Thursday, October 16, 2014

Sister Corita Kent

I have no idea how I've never seen Sister Corita Kent's work. I feel like someone has been hiding it from me all this time. It's both a thrill to find new / old art that I love and also sadness that I have been without it for so long. It's a little bit of a feeling of being kept from the cool kids. Her hand drawn type feels so modern to me and notably her splashy colors. I'm in art love. I was also thrilled to learn she attended Otis college of art and design where I've done some of my studies.

Sister Mary Corita Kent, was born Frances Elizabeth Kent in Fort Dodge, Iowa.[1] Kent was an artist and an educator who worked in Los Angeles and Boston. She worked almost exclusively with silkscreen and serigraphy, helping to establish it as a fine art medium. Her artwork, with its messages of love and peace, was particularly popular during the social upheavals of the 1960s and 1970s.[2] Kent designed the 1985 United States Postal Service annual "love" stamp.[3]

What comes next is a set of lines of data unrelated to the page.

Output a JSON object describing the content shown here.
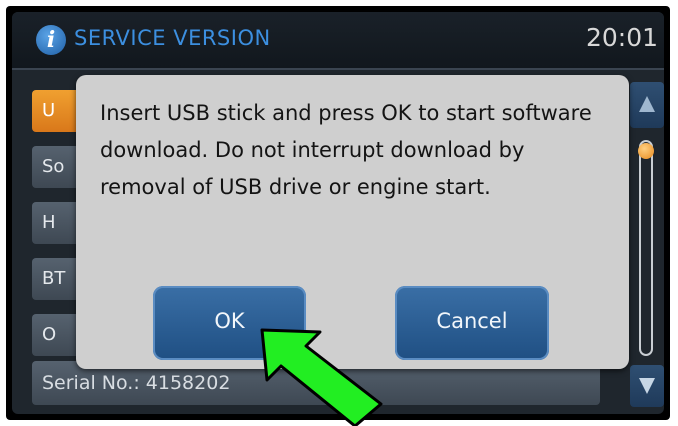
{
  "header": {
    "title": "SERVICE VERSION",
    "clock": "20:01",
    "info_icon": "info-icon",
    "info_glyph": "i"
  },
  "list": {
    "items": [
      {
        "label": "U",
        "active": true
      },
      {
        "label": "So",
        "active": false
      },
      {
        "label": "H",
        "active": false
      },
      {
        "label": "BT",
        "active": false
      },
      {
        "label": "O",
        "active": false
      }
    ],
    "serial": "Serial No.: 4158202"
  },
  "dialog": {
    "message": "Insert USB stick and press OK to start software download. Do not interrupt download by removal of USB drive or engine start.",
    "ok_label": "OK",
    "cancel_label": "Cancel"
  },
  "colors": {
    "accent_blue": "#3c8fe0",
    "active_orange": "#e8861f",
    "pointer_green": "#22ee22"
  },
  "icons": {
    "scroll_up": "chevron-up-icon",
    "scroll_down": "chevron-down-icon",
    "pointer": "arrow-pointer-icon"
  }
}
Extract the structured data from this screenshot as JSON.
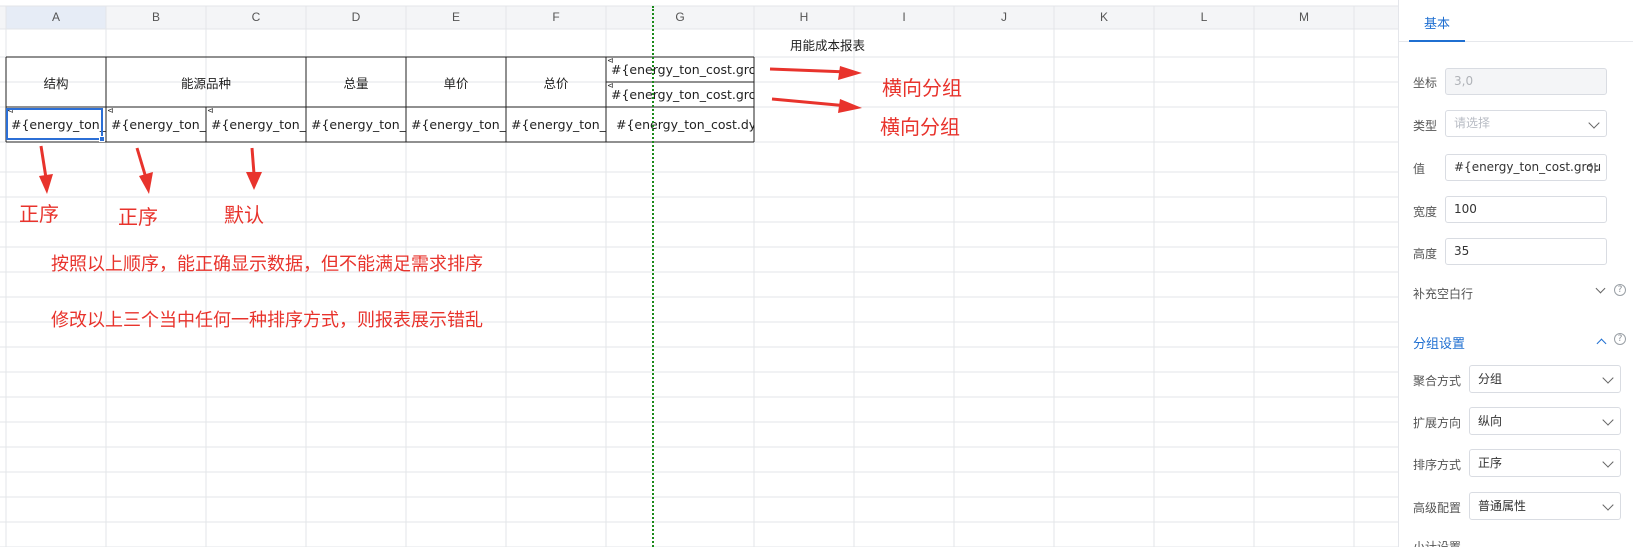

After high school, Upon entering the Roman Catholic order of Sisters of the Immaculate Heart of Mary in Los Angeles in 1936 Kent took the name Sister Mary Corita.[4] She took classes at Otis (now Otis College of Art and Design) and Chouinard Art Institute and earned her BA from Immaculate Heart College in 1941.[5] She earned her MA at the University of Southern California in Art History in 1951.[6] Between 1938 and 1968 Kent lived and worked in the Immaculate Heart Community.[7] She taught in the Immaculate Heart College and was the chairman of its art department. She left the order in 1968 and moved to Boston, where she devoted herself to making art. She died of cancer in 1986